WHAT NEEDS TO BE DONE =>
Pictures in the data must not be copied, but everything else should be output exactly.
*** Opening of DATA EXTRACTS ***
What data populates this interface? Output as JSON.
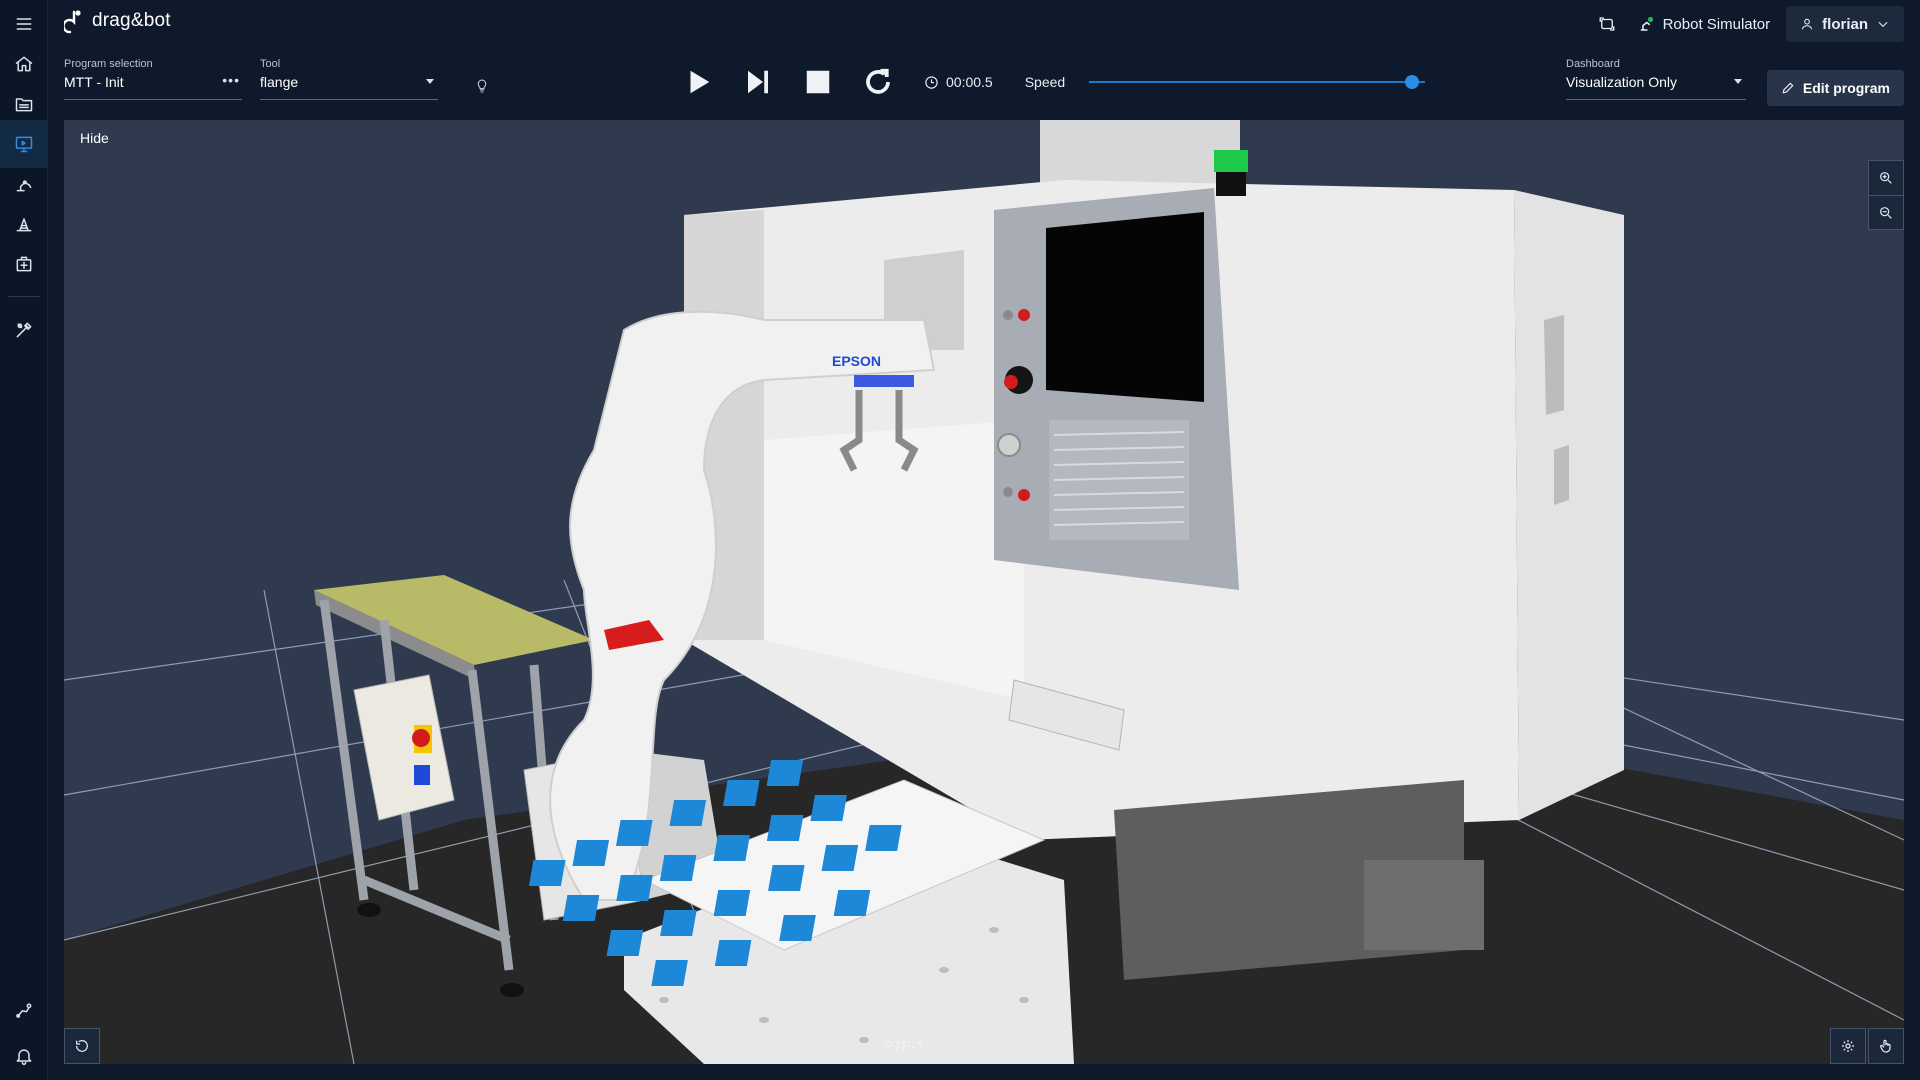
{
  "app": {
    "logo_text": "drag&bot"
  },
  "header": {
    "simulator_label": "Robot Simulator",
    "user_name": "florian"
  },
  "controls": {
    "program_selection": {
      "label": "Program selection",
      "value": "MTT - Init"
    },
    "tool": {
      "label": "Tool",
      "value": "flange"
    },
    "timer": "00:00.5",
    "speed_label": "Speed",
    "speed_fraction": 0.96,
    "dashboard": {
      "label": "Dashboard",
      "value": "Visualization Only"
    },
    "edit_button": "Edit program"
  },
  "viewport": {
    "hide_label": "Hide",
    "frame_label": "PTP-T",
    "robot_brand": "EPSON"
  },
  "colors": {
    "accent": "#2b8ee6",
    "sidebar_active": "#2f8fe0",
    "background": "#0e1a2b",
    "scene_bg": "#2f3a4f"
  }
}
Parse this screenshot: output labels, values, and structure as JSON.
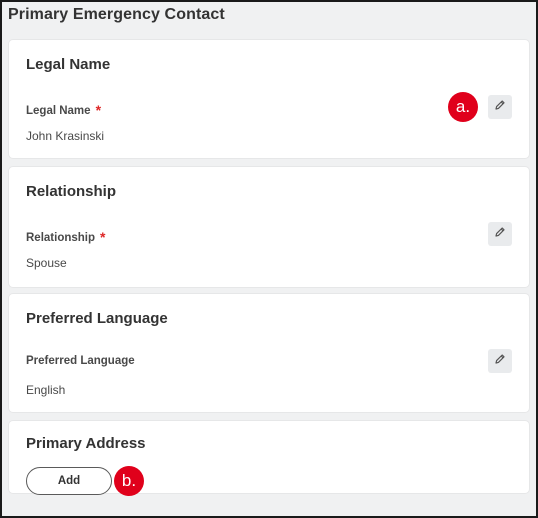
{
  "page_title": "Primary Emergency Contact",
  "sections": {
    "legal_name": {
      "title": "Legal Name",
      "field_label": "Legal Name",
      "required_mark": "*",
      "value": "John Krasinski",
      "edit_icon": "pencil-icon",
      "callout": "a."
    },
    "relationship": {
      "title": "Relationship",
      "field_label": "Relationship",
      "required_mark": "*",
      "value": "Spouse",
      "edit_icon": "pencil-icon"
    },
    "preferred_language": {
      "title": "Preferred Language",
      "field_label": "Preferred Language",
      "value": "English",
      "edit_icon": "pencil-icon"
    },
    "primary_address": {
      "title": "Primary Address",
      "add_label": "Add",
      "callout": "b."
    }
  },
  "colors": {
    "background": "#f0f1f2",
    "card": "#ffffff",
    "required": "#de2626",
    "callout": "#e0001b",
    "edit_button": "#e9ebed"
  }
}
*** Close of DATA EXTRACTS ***
YOUR RESPONSE =>
What data populates this interface? Output as JSON.
{
  "app": {
    "logo_text": "drag&bot"
  },
  "header": {
    "simulator_label": "Robot Simulator",
    "user_name": "florian"
  },
  "controls": {
    "program_selection": {
      "label": "Program selection",
      "value": "MTT - Init"
    },
    "tool": {
      "label": "Tool",
      "value": "flange"
    },
    "timer": "00:00.5",
    "speed_label": "Speed",
    "speed_fraction": 0.96,
    "dashboard": {
      "label": "Dashboard",
      "value": "Visualization Only"
    },
    "edit_button": "Edit program"
  },
  "viewport": {
    "hide_label": "Hide",
    "frame_label": "PTP-T",
    "robot_brand": "EPSON"
  },
  "colors": {
    "accent": "#2b8ee6",
    "sidebar_active": "#2f8fe0",
    "background": "#0e1a2b",
    "scene_bg": "#2f3a4f"
  }
}
Parse this screenshot: output labels, values, and structure as JSON.
{
  "page_title": "Primary Emergency Contact",
  "sections": {
    "legal_name": {
      "title": "Legal Name",
      "field_label": "Legal Name",
      "required_mark": "*",
      "value": "John Krasinski",
      "edit_icon": "pencil-icon",
      "callout": "a."
    },
    "relationship": {
      "title": "Relationship",
      "field_label": "Relationship",
      "required_mark": "*",
      "value": "Spouse",
      "edit_icon": "pencil-icon"
    },
    "preferred_language": {
      "title": "Preferred Language",
      "field_label": "Preferred Language",
      "value": "English",
      "edit_icon": "pencil-icon"
    },
    "primary_address": {
      "title": "Primary Address",
      "add_label": "Add",
      "callout": "b."
    }
  },
  "colors": {
    "background": "#f0f1f2",
    "card": "#ffffff",
    "required": "#de2626",
    "callout": "#e0001b",
    "edit_button": "#e9ebed"
  }
}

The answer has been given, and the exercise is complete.